Day slams Liberal
policy on Iraq
By Tom Podsiadlo
|I'M A WALKING
POLITICAL DISASTER. Canadian Alliance foreign affairs critic Stockwell
Day spoke about Canada's position on the war in Iraq at Western yesterday.
Stockwell Day made
a dry landing, minus the jet skies and wet suit, when he paid a visit
to Western yesterday.
Day, the former leader of the official opposition and current Canadian
Alliance's foreign affairs critic, gave a speech entitled "On Canada's
Foreign Policy in the Middle East."
Day outlined the party's foreign policy position by arguing that Canada
should stand by the United States and support toppling the present regime
The event was co-sponsored by the Canadian Alliance club at Western and
the Israel Action Committee.
"In 2000, Stockwell made political history by being elected as the
first leader of the Canadian Alliance," said Mat Abramsky, co-chair
The problem with the current government in Ottawa is that it has failed
to put forth a coherent, predictable foreign policy, Day said, while describing
Liberal policy as reactionary and ad hoc.
"Although there are a number of authoritarian regimes around the
world, it is the horror and shock value of the current regime in Iraq
that warrants military action," Day explained.
"We need to look and hold the [United Nations] accountable for the
times it has failed to act," he said, noting the UN's failure to
intervene against genocide in Rwanda.
"The UN is at risk of becoming irrelevant and, increasingly, so are

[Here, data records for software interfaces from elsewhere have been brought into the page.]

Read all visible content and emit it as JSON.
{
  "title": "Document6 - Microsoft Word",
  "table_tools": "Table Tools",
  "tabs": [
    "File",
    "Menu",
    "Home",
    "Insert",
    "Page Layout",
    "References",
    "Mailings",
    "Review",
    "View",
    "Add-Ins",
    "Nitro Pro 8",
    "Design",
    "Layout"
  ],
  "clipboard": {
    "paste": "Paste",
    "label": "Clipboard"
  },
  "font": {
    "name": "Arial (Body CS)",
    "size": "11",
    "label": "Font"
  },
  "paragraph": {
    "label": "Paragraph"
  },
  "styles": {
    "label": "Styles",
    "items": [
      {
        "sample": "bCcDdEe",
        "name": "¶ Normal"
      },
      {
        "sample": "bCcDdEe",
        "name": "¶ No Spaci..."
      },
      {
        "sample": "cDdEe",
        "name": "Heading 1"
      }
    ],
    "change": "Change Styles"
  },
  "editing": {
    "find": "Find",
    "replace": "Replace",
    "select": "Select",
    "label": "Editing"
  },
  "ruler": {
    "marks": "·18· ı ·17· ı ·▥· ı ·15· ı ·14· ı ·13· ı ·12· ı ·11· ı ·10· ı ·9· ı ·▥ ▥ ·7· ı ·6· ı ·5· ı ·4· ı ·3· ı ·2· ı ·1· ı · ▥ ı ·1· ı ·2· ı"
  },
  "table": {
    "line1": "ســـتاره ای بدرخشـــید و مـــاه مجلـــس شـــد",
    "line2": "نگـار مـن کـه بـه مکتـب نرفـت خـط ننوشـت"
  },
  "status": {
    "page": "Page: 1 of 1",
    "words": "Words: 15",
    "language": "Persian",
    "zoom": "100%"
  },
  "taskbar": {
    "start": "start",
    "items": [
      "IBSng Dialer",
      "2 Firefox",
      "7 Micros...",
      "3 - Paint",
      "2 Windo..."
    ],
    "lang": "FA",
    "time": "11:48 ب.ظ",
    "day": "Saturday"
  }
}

Canadians," Day added. Canada has not been invited to participate
in the building of democratic institutions in a post-Saddam Iraq
plans that are already well under way, he said.
"While the U.S and its allies are attempting to bring democracy to
Iraq, Canada stands on the sidelines," Day said.
"Canada has a valiant history as liberators, which the current Canadian
government is betraying," he said, noting personal interests within
the Liberal Party have betrayed that history.
Canada is finding itself on the wrong side of the growing divide, while
abandoning our traditional allies, Day said.
"Will Canada continue with the impotent tool of soft power or will
it pick up the more just tool of truth and responsibility in the international
stage?" he questioned.
Paul Fryrdrych, a second-year biology student, welcomed Day's presentation.
"Finally someone has stopped and pointed out the basic moral crux
of Canada's position on the war in Iraq and thoughtfully analyzed Canada's
self-righteous approach to international relations," he said.